Last week I was in Nebraska among a big group of people who were all working locally in their communities. One woman raised her hand and asked for help. She said that she was a member of a coalition working to prevent underage drinking in a small town. Not long ago a young man had visited the local liquor store; he made a purchase, drank, drove, and died. The community was devastated — then the unexpected happened — the local storeowner, whose family was dependent upon the store for its survival, lost his license and his family’s livelihood. This was the first time such legal consequences were imposed in that community and it hit like a ton of bricks. She said the town was divided into camps and she asked, “What should we do?”

The room was silent for a moment. Everyone was taking in the situation — with all its complexity and pain. The question hit home and made everyone think to a deeper level for a moment.

We all have questions regarding the right things to do in those uncomfortable and muddy situations that are complex because of the context, the people involved, and the potential consequences of our action or inaction. But, that is the stuff of this sector and we cannot be afraid to grapple with it.

In nonprofit organizations, as in others, many situations we encounter are not covered by any organizational rule, although we know that some rule of behavior does apply. The Nonprofit Ethicist is there to help you discern what those rules may be. The accompanying link leads to his latest column for your reading pleasure, and we hope it spurs you to reflect and pose your own concerns.

You can write to the Nonprofit Ethicist. Describe your quandary and he will answer. This will accomplish two things — you will get guidance and you will be helping the rest of us to be more reflective and eventually more astute about our personal responsibilities in our organizations. Of course, your identity will be kept entirely confidential.

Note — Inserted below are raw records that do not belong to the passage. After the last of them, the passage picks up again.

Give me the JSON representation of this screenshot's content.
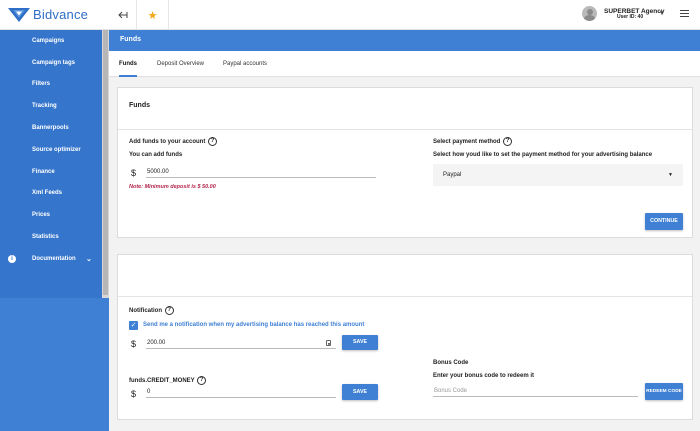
{
  "brand": {
    "name": "Bidvance",
    "color": "#3f80d4"
  },
  "sidebar": {
    "items": [
      {
        "label": "Campaigns"
      },
      {
        "label": "Campaign tags"
      },
      {
        "label": "Filters"
      },
      {
        "label": "Tracking"
      },
      {
        "label": "Bannerpools"
      },
      {
        "label": "Source optimizer"
      },
      {
        "label": "Finance",
        "active": true
      },
      {
        "label": "Xml Feeds"
      },
      {
        "label": "Prices"
      },
      {
        "label": "Statistics"
      },
      {
        "label": "Documentation",
        "icon": "info-icon",
        "expandable": true
      }
    ]
  },
  "topbar": {
    "collapse_icon": "arrow-left-collapse-icon",
    "favorite_icon": "star-icon",
    "user": {
      "name": "SUPERBET Agency",
      "id_label": "User ID: 40"
    },
    "menu_icon": "hamburger-icon"
  },
  "page": {
    "title": "Funds"
  },
  "tabs": [
    {
      "label": "Funds",
      "active": true
    },
    {
      "label": "Deposit Overview"
    },
    {
      "label": "Paypal accounts"
    }
  ],
  "funds_card": {
    "title": "Funds",
    "add_funds": {
      "label": "Add funds to your account",
      "sublabel": "You can add funds",
      "currency": "$",
      "value": "5000.00",
      "note": "Note: Minimum deposit is $ 50.00"
    },
    "payment": {
      "label": "Select payment method",
      "sublabel": "Select how youd like to set the payment method for your advertising balance",
      "selected": "Paypal"
    },
    "continue_label": "CONTINUE"
  },
  "notification_card": {
    "label": "Notification",
    "checkbox_label": "Send me a notification when my advertising balance has reached this amount",
    "checked": true,
    "currency": "$",
    "value": "200.00",
    "save_label": "SAVE",
    "credit": {
      "label": "funds.CREDIT_MONEY",
      "currency": "$",
      "value": "0",
      "save_label": "SAVE"
    },
    "bonus": {
      "label": "Bonus Code",
      "sublabel": "Enter your bonus code to redeem it",
      "placeholder": "Bonus Code",
      "redeem_label": "REDEEM CODE"
    }
  }
}
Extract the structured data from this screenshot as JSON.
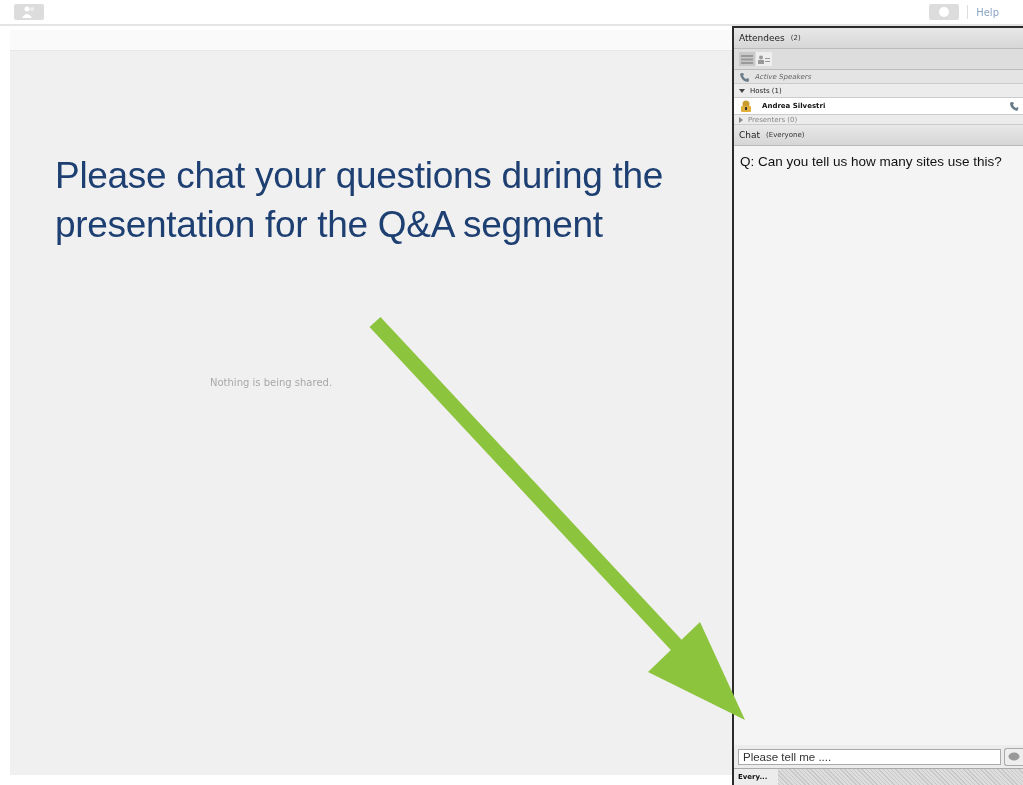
{
  "top_bar": {
    "help": "Help"
  },
  "share_pod": {
    "status": "Nothing is being shared.",
    "overlay_message": "Please chat your questions during the presentation for the Q&A segment"
  },
  "attendees": {
    "title": "Attendees",
    "count": "(2)",
    "views": [
      {
        "kind": "list",
        "selected": true
      },
      {
        "kind": "person",
        "selected": false
      }
    ],
    "active_speakers": "Active Speakers",
    "groups": [
      {
        "label": "Hosts (1)",
        "expanded": true,
        "members": [
          {
            "name": "Andrea Silvestri"
          }
        ]
      },
      {
        "label": "Presenters (0)",
        "expanded": false
      }
    ]
  },
  "chat": {
    "title": "Chat",
    "scope": "(Everyone)",
    "messages": [
      "Q: Can you tell us how many sites use this?"
    ],
    "input_value": "Please tell me ....",
    "tab": "Every..."
  }
}
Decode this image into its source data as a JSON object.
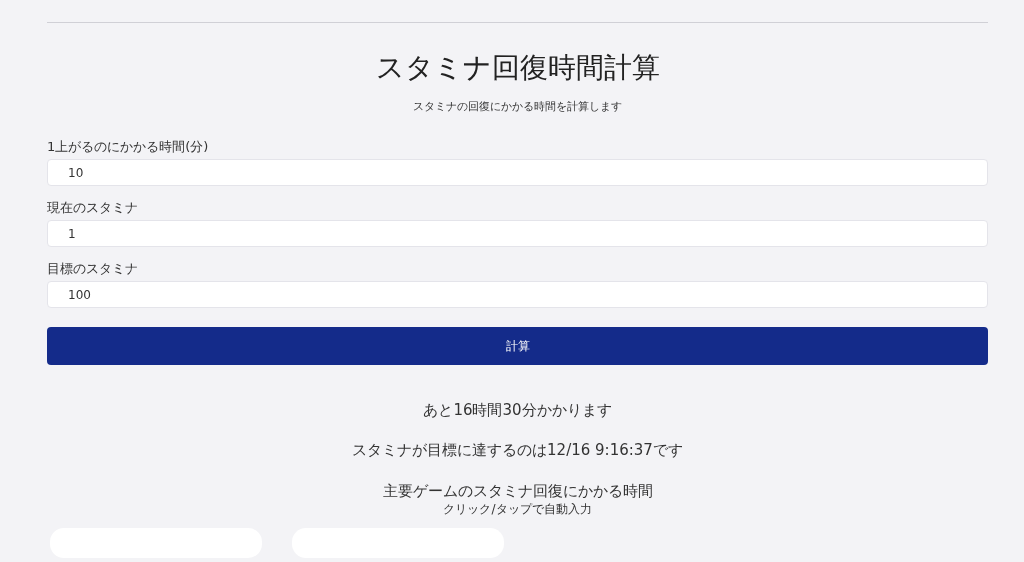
{
  "title": "スタミナ回復時間計算",
  "subtitle": "スタミナの回復にかかる時間を計算します",
  "fields": [
    {
      "label": "1上がるのにかかる時間(分)",
      "value": "10"
    },
    {
      "label": "現在のスタミナ",
      "value": "1"
    },
    {
      "label": "目標のスタミナ",
      "value": "100"
    }
  ],
  "calculate_button": "計算",
  "results": [
    "あと16時間30分かかります",
    "スタミナが目標に達するのは12/16 9:16:37です"
  ],
  "presets": {
    "heading": "主要ゲームのスタミナ回復にかかる時間",
    "hint": "クリック/タップで自動入力"
  }
}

We need more of what that wonderfully generous woman in Nebraska gave us last week — the opportunity to think together about what is the right thing to do and how to do the right thing even in the most real of situations.